It was just two years ago that Avolyn Fisher, BN’13, walked across the Knapp Center stage to claim her Bachelor of Science in Business Administration with a double major in Finance and Marketing and an Insurance concentration. But a lot can happen in two years.

Avolyn Fisher
Avolyn Fisher, BN’13

In August 2015, Fisher ascended another rung on the career ladder and was named senior analyst at Nationwide Insurance in Sacramento, California, where she works closely with product teams to identify trends and issues and collaborate on projects. She is also a candidate for the Chartered Property Casualty Underwriter (CPCU) designation—the highest-level recognition in the insurance industry, carried by only about four percent of its practitioners.

Since Fisher graduated, a new department within Drake’s College of Business and Public Administration has emerged. Information Management and Business Analytics offers cross-disciplinary preparation in areas including Data Analytics, Drake’s new major which launched this fall.

“Many universities are realizing that this is an area of need in education—moving toward a data-driven type of culture,” says Brad Meyer, associate professor and Information Management and Business Analytics department chair. “The ability to work with large data sets in business has application all the way from health care and genetics research to law and political campaigning. It’s a very powerful combination.”

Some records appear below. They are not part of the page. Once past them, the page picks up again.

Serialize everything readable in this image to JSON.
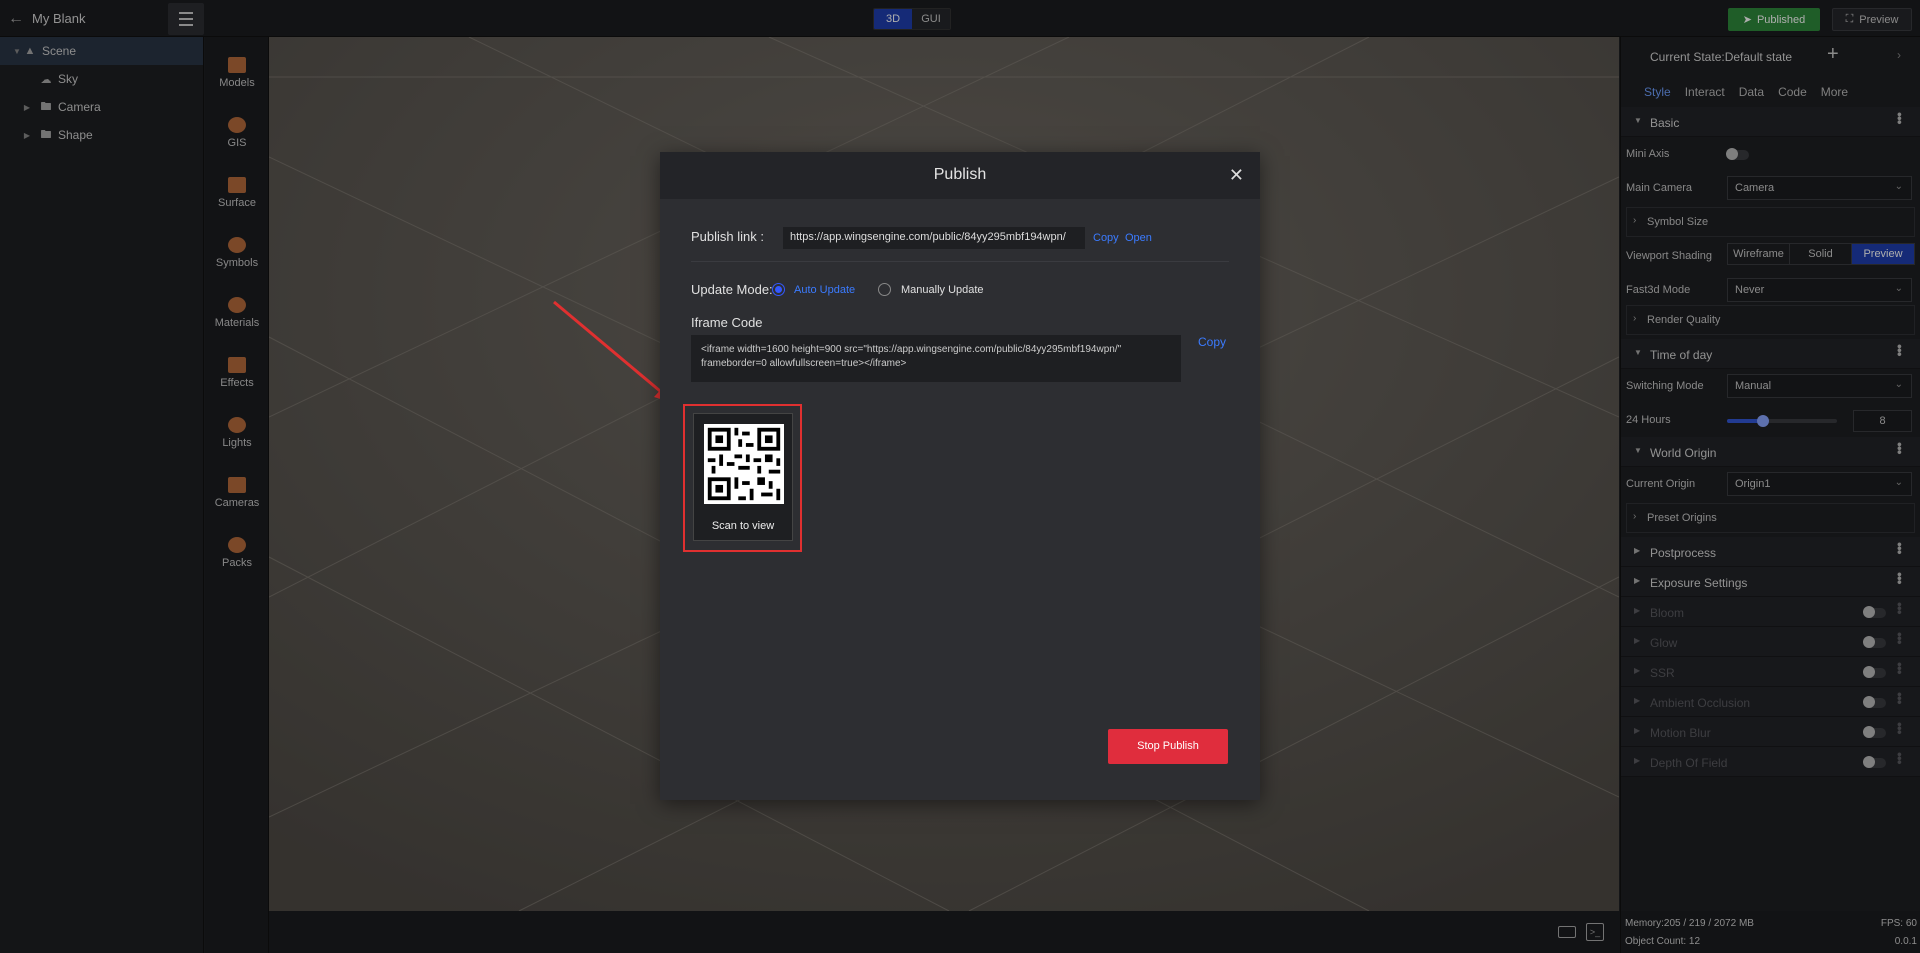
{
  "topbar": {
    "app_title": "My Blank",
    "mode_3d": "3D",
    "mode_gui": "GUI",
    "published_label": "Published",
    "preview_label": "Preview"
  },
  "tree": {
    "items": [
      {
        "label": "Scene",
        "icon": "scene-icon"
      },
      {
        "label": "Sky",
        "icon": "sky-icon"
      },
      {
        "label": "Camera",
        "icon": "folder-icon"
      },
      {
        "label": "Shape",
        "icon": "folder-icon"
      }
    ]
  },
  "toolbox": {
    "items": [
      {
        "label": "Models",
        "icon": "models-icon"
      },
      {
        "label": "GIS",
        "icon": "gis-icon"
      },
      {
        "label": "Surface",
        "icon": "surface-icon"
      },
      {
        "label": "Symbols",
        "icon": "symbols-icon"
      },
      {
        "label": "Materials",
        "icon": "materials-icon"
      },
      {
        "label": "Effects",
        "icon": "effects-icon"
      },
      {
        "label": "Lights",
        "icon": "lights-icon"
      },
      {
        "label": "Cameras",
        "icon": "cameras-icon"
      },
      {
        "label": "Packs",
        "icon": "packs-icon"
      }
    ]
  },
  "right_panel": {
    "state_title": "Current State:Default state",
    "tabs": [
      "Style",
      "Interact",
      "Data",
      "Code",
      "More"
    ],
    "basic": {
      "title": "Basic",
      "mini_axis_label": "Mini Axis",
      "main_camera_label": "Main Camera",
      "main_camera_value": "Camera",
      "symbol_size_label": "Symbol Size",
      "viewport_shading_label": "Viewport Shading",
      "shading_options": [
        "Wireframe",
        "Solid",
        "Preview"
      ],
      "fast3d_label": "Fast3d Mode",
      "fast3d_value": "Never",
      "render_quality_label": "Render Quality"
    },
    "time_of_day": {
      "title": "Time of day",
      "switching_mode_label": "Switching Mode",
      "switching_mode_value": "Manual",
      "hours_label": "24 Hours",
      "hours_value": "8",
      "hours_fraction": 0.33
    },
    "world_origin": {
      "title": "World Origin",
      "current_origin_label": "Current Origin",
      "current_origin_value": "Origin1",
      "preset_origins_label": "Preset Origins"
    },
    "sections": [
      "Postprocess",
      "Exposure Settings"
    ],
    "disabled_sections": [
      "Bloom",
      "Glow",
      "SSR",
      "Ambient Occlusion",
      "Motion Blur",
      "Depth Of Field"
    ],
    "footer": {
      "memory": "Memory:205 / 219 / 2072 MB",
      "fps": "FPS: 60",
      "object_count": "Object Count: 12",
      "version": "0.0.1"
    }
  },
  "modal": {
    "title": "Publish",
    "publish_link_label": "Publish link :",
    "publish_link_value": "https://app.wingsengine.com/public/84yy295mbf194wpn/",
    "copy_label": "Copy",
    "open_label": "Open",
    "update_mode_label": "Update Mode:",
    "auto_update_label": "Auto Update",
    "manual_update_label": "Manually Update",
    "iframe_code_label": "Iframe Code",
    "iframe_code_value": "<iframe width=1600 height=900 src=\"https://app.wingsengine.com/public/84yy295mbf194wpn/\" frameborder=0 allowfullscreen=true></iframe>",
    "iframe_copy_label": "Copy",
    "scan_label": "Scan to view",
    "stop_publish_label": "Stop Publish"
  },
  "colors": {
    "accent_blue": "#3358ff",
    "published_green": "#2f8a3b",
    "stop_red": "#e02d3d",
    "annotation_red": "#e03030"
  }
}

It’s a blend that comes close to the program Fisher created for herself at Drake—one that today’s students can attain without having two majors and a concentration.

“At Drake, I fell in love with analytical finance and statistics, even though there wasn’t a data analytics major at that time,” says Fisher. “Today, I work in a role that requires heavy analytical and communication skills. My background has given me the ability to effectively communicate data and numbers and tell the story behind those numbers, which is often the biggest challenge in analytics.”

To help prepare students for career paths like Fisher’s, Meyer is reworking the CBPA’s five-course core sequence to incorporate the growing demand for business analytics skills. The first revamped course launched this fall, and the remaining four will soon follow. Additionally, the CBPA increased the number of Bloomberg terminals in Aliber Hall to 12, which further helps bridge the gap between academic goals and today’s work environment. The CBPA also opened The David J. Noble–American Equity Center in Aliber to provide additional space for the kind of collaboration that professionals like Fisher rely on in real-world problem solving.

Fisher feels the current CBPA program enhancements will be helpful in preparing students for the demands they’ll face when they hit the workforce. “The world is rapidly changing, and obsolescence occurs at a much more rapid pace than in the past,” says Fisher. “I think Drake is on the right track.”